_What the exercise asks_: Each and every line below goes into your answer unchanged, but leave out the images.

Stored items

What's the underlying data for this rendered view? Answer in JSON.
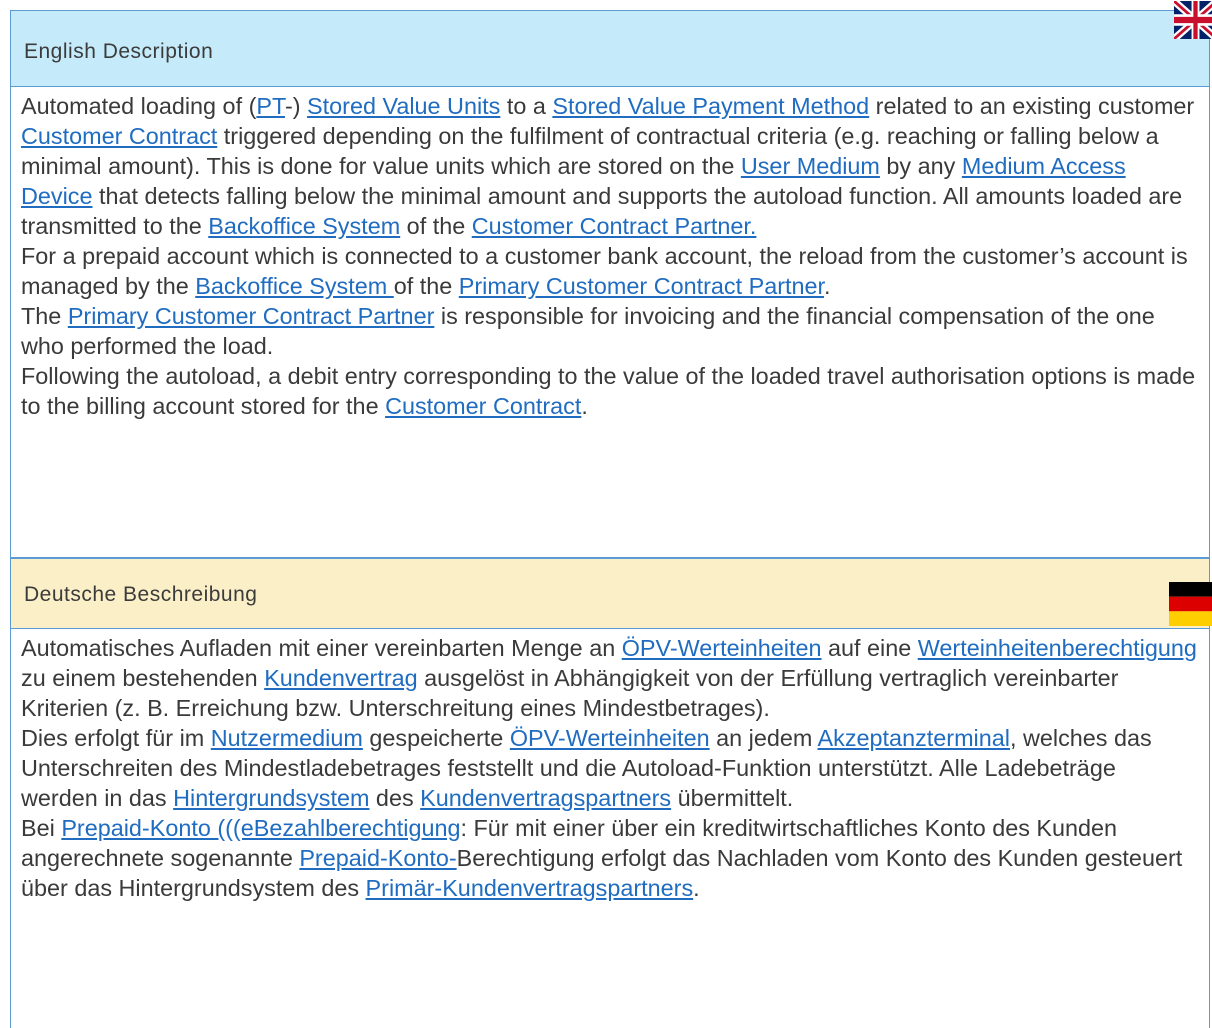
{
  "english": {
    "header": "English Description",
    "flag_icon": "uk-flag-icon",
    "paragraphs": [
      [
        {
          "t": "Automated loading of ("
        },
        {
          "t": "PT",
          "link": true
        },
        {
          "t": "-) "
        },
        {
          "t": "Stored Value Units",
          "link": true
        },
        {
          "t": " to a "
        },
        {
          "t": "Stored Value Payment Method",
          "link": true
        },
        {
          "t": " related to an existing customer "
        },
        {
          "t": "Customer Contract",
          "link": true
        },
        {
          "t": " triggered depending on the fulfilment of contractual criteria (e.g. reaching or falling below a minimal amount). This is done for value units which are stored on the "
        },
        {
          "t": "User Medium",
          "link": true
        },
        {
          "t": " by any "
        },
        {
          "t": "Medium Access Device",
          "link": true
        },
        {
          "t": " that detects falling below the minimal amount and supports the autoload function. All amounts loaded are transmitted to the "
        },
        {
          "t": "Backoffice System",
          "link": true
        },
        {
          "t": " of the "
        },
        {
          "t": "Customer Contract Partner.",
          "link": true
        }
      ],
      [
        {
          "t": "For a prepaid account which is connected to a customer bank account, the reload from the customer’s account is managed by the "
        },
        {
          "t": "Backoffice System ",
          "link": true
        },
        {
          "t": "of the "
        },
        {
          "t": "Primary Customer Contract Partner",
          "link": true
        },
        {
          "t": "."
        }
      ],
      [
        {
          "t": "The "
        },
        {
          "t": "Primary Customer Contract Partner",
          "link": true
        },
        {
          "t": " is responsible for invoicing and the financial compensation of the one who performed the load."
        }
      ],
      [
        {
          "t": "Following the autoload, a debit entry corresponding to the value of the loaded travel authorisation options is made to the billing account stored for the "
        },
        {
          "t": "Customer Contract",
          "link": true
        },
        {
          "t": "."
        }
      ]
    ]
  },
  "german": {
    "header": "Deutsche Beschreibung",
    "flag_icon": "german-flag-icon",
    "paragraphs": [
      [
        {
          "t": "Automatisches Aufladen mit einer vereinbarten Menge an "
        },
        {
          "t": "ÖPV-Werteinheiten",
          "link": true
        },
        {
          "t": " auf eine "
        },
        {
          "t": "Werteinheitenberechtigung",
          "link": true
        },
        {
          "t": " zu einem bestehenden "
        },
        {
          "t": "Kundenvertrag",
          "link": true
        },
        {
          "t": " ausgelöst in Abhängigkeit von der Erfüllung vertraglich vereinbarter Kriterien (z. B. Erreichung bzw. Unterschreitung eines Mindestbetrages)."
        }
      ],
      [
        {
          "t": "Dies erfolgt für im "
        },
        {
          "t": "Nutzermedium",
          "link": true
        },
        {
          "t": " gespeicherte "
        },
        {
          "t": "ÖPV-Werteinheiten",
          "link": true
        },
        {
          "t": " an jedem "
        },
        {
          "t": "Akzeptanzterminal",
          "link": true
        },
        {
          "t": ", welches das Unterschreiten des Mindestladebetrages feststellt und die Autoload-Funktion unterstützt. Alle Ladebeträge werden in das "
        },
        {
          "t": "Hintergrundsystem",
          "link": true
        },
        {
          "t": " des "
        },
        {
          "t": "Kundenvertragspartners",
          "link": true
        },
        {
          "t": " übermittelt."
        }
      ],
      [
        {
          "t": "Bei "
        },
        {
          "t": "Prepaid-Konto  (((eBezahlberechtigung",
          "link": true
        },
        {
          "t": ": Für mit einer über ein kreditwirtschaftliches Konto des Kunden angerechnete sogenannte "
        },
        {
          "t": "Prepaid-Konto-",
          "link": true
        },
        {
          "t": "Berechtigung erfolgt das Nachladen vom Konto des Kunden gesteuert über das Hintergrundsystem des "
        },
        {
          "t": "Primär-Kundenvertragspartners",
          "link": true
        },
        {
          "t": "."
        }
      ]
    ]
  }
}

_Exercise output_:
What's the underlying data for this rendered view? Answer in JSON.
{
  "english": {
    "header": "English Description",
    "flag_icon": "uk-flag-icon",
    "paragraphs": [
      [
        {
          "t": "Automated loading of ("
        },
        {
          "t": "PT",
          "link": true
        },
        {
          "t": "-) "
        },
        {
          "t": "Stored Value Units",
          "link": true
        },
        {
          "t": " to a "
        },
        {
          "t": "Stored Value Payment Method",
          "link": true
        },
        {
          "t": " related to an existing customer "
        },
        {
          "t": "Customer Contract",
          "link": true
        },
        {
          "t": " triggered depending on the fulfilment of contractual criteria (e.g. reaching or falling below a minimal amount). This is done for value units which are stored on the "
        },
        {
          "t": "User Medium",
          "link": true
        },
        {
          "t": " by any "
        },
        {
          "t": "Medium Access Device",
          "link": true
        },
        {
          "t": " that detects falling below the minimal amount and supports the autoload function. All amounts loaded are transmitted to the "
        },
        {
          "t": "Backoffice System",
          "link": true
        },
        {
          "t": " of the "
        },
        {
          "t": "Customer Contract Partner.",
          "link": true
        }
      ],
      [
        {
          "t": "For a prepaid account which is connected to a customer bank account, the reload from the customer’s account is managed by the "
        },
        {
          "t": "Backoffice System ",
          "link": true
        },
        {
          "t": "of the "
        },
        {
          "t": "Primary Customer Contract Partner",
          "link": true
        },
        {
          "t": "."
        }
      ],
      [
        {
          "t": "The "
        },
        {
          "t": "Primary Customer Contract Partner",
          "link": true
        },
        {
          "t": " is responsible for invoicing and the financial compensation of the one who performed the load."
        }
      ],
      [
        {
          "t": "Following the autoload, a debit entry corresponding to the value of the loaded travel authorisation options is made to the billing account stored for the "
        },
        {
          "t": "Customer Contract",
          "link": true
        },
        {
          "t": "."
        }
      ]
    ]
  },
  "german": {
    "header": "Deutsche Beschreibung",
    "flag_icon": "german-flag-icon",
    "paragraphs": [
      [
        {
          "t": "Automatisches Aufladen mit einer vereinbarten Menge an "
        },
        {
          "t": "ÖPV-Werteinheiten",
          "link": true
        },
        {
          "t": " auf eine "
        },
        {
          "t": "Werteinheitenberechtigung",
          "link": true
        },
        {
          "t": " zu einem bestehenden "
        },
        {
          "t": "Kundenvertrag",
          "link": true
        },
        {
          "t": " ausgelöst in Abhängigkeit von der Erfüllung vertraglich vereinbarter Kriterien (z. B. Erreichung bzw. Unterschreitung eines Mindestbetrages)."
        }
      ],
      [
        {
          "t": "Dies erfolgt für im "
        },
        {
          "t": "Nutzermedium",
          "link": true
        },
        {
          "t": " gespeicherte "
        },
        {
          "t": "ÖPV-Werteinheiten",
          "link": true
        },
        {
          "t": " an jedem "
        },
        {
          "t": "Akzeptanzterminal",
          "link": true
        },
        {
          "t": ", welches das Unterschreiten des Mindestladebetrages feststellt und die Autoload-Funktion unterstützt. Alle Ladebeträge werden in das "
        },
        {
          "t": "Hintergrundsystem",
          "link": true
        },
        {
          "t": " des "
        },
        {
          "t": "Kundenvertragspartners",
          "link": true
        },
        {
          "t": " übermittelt."
        }
      ],
      [
        {
          "t": "Bei "
        },
        {
          "t": "Prepaid-Konto  (((eBezahlberechtigung",
          "link": true
        },
        {
          "t": ": Für mit einer über ein kreditwirtschaftliches Konto des Kunden angerechnete sogenannte "
        },
        {
          "t": "Prepaid-Konto-",
          "link": true
        },
        {
          "t": "Berechtigung erfolgt das Nachladen vom Konto des Kunden gesteuert über das Hintergrundsystem des "
        },
        {
          "t": "Primär-Kundenvertragspartners",
          "link": true
        },
        {
          "t": "."
        }
      ]
    ]
  }
}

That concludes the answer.